I arrived at my destination a little after 6 a.m. and was planning on fishing solo that morning. To my surprise, there were several other Aquahunters Forum members there who were part of the Makahiki tournament. I recognized one member and said hello but they pretty much kept to themselves.  I know it's a competition, but they did not have the consideration to even ask if I wanted to fish with them as they decided the swells were to big to deal with at that launch site.  Well it shows you that they mean business when it comes to competition, but I don't blame them one bit and I did not follow them to where they launched from.  Most would rather be left alone in their secret spots so no others will know about them, but there are only so many places based on conditions where you can launch from on the Big Island.

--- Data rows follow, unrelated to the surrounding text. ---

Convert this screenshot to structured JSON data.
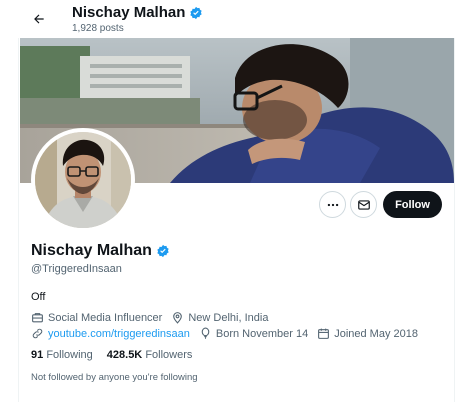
{
  "header": {
    "name": "Nischay Malhan",
    "posts": "1,928 posts"
  },
  "actions": {
    "follow_label": "Follow"
  },
  "profile": {
    "name": "Nischay Malhan",
    "handle": "@TriggeredInsaan",
    "bio": "Off",
    "category": "Social Media Influencer",
    "location": "New Delhi, India",
    "website": "youtube.com/triggeredinsaan",
    "birthday": "Born November 14",
    "joined": "Joined May 2018"
  },
  "stats": {
    "following_count": "91",
    "following_label": "Following",
    "followers_count": "428.5K",
    "followers_label": "Followers"
  },
  "note": "Not followed by anyone you're following",
  "colors": {
    "verified": "#1d9bf0",
    "link": "#1d9bf0",
    "follow_button": "#0f1419"
  }
}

I probably should have followed as the swell was easy to launch from but became nasty later when I decided to bring in my catch to keep it cold.  Oh yea... about one and one-half hours into the start, I hooked up into the 18.5 pound mahi that was worth 25 points plus 2 additional points for its weight scoring me 27 points for the first day.

Usually I am able to make a video of my catches but low and behold, I accidentally deleted the file from my camera... so the end result for YakHawaii, no video today.

It was a standard battle landing the mahi.  It's always spectacular to fight a mahi as they jump out of the water trying to spit out the hook.  Ever since I started using Reggie Pare's way of rigging my hooks to get pelagic, my catches have been increasing over time.

But back to my story on landing the mahi I caught. It took 13 minutes to bring it in.  One of the things I do now is not waste any time in gaffing or should I say... using my kage (spear). There has been one too many times that the fish wants to run and breaks free of my line... so I choose now to hurry this part of the process and get them on board.

I tried staying out on the water as long as I could to catch more after catching the mahi, but after an hour in my fish bag with the tail hanging out, I decided to head back in to store and ice the fish down and relaunch to go after number two. But as I was coming in, the surf was big and this was not going to be a fun ride in.  I prepared for my landing as best as I could but got caught on a wave that brought me in fast.  I had no time to remove my mirage drive pedal system out of my Hobie Revo and pushed down on the pedals as I was about to hit the shoreline. I grabbed my paddles in both hands applying drag to the water to use as a steering mechanism, lifted my rudder and guided the bow in to the open beach area.  I was lucky enough to make it in smoothly without tipping over.  I hurriedly jumped off my Revo and yanked her up and she was heavier then hell.  With spectators watching me, they assisted and complimented me in making it in safely with the waves being so huge. During my time coming in, I was saying to myself that I should have followed the other kayak anglers as they made the better decision to launch from another location up the road.

Now the fun part was pulling out my mahi out of my fish bag and having the tourist and local beach gatherers yak about my fish.  They were amazed that us kayak fisherman can catch fish of this size on our plastic floating kayaks. Their cameras were out and I was trying to catch my breath from the adrenaline rush of getting in safely and the 10 miles I pedaled. To tired to relaunch and deal with the surf, I decided to call it a day and settle for the one mahi. I did have the opportunity to watch from the shoreline the several kayak anglers I saw earlier drift fish the bottom on the south current and gaze as the whales breached in and out of the water.

Score me 27 points for day one on the 2010 Aquahunters Makahiki tournament. I look forward to my next day of participation and will try to land more fish the next time out. Aloha!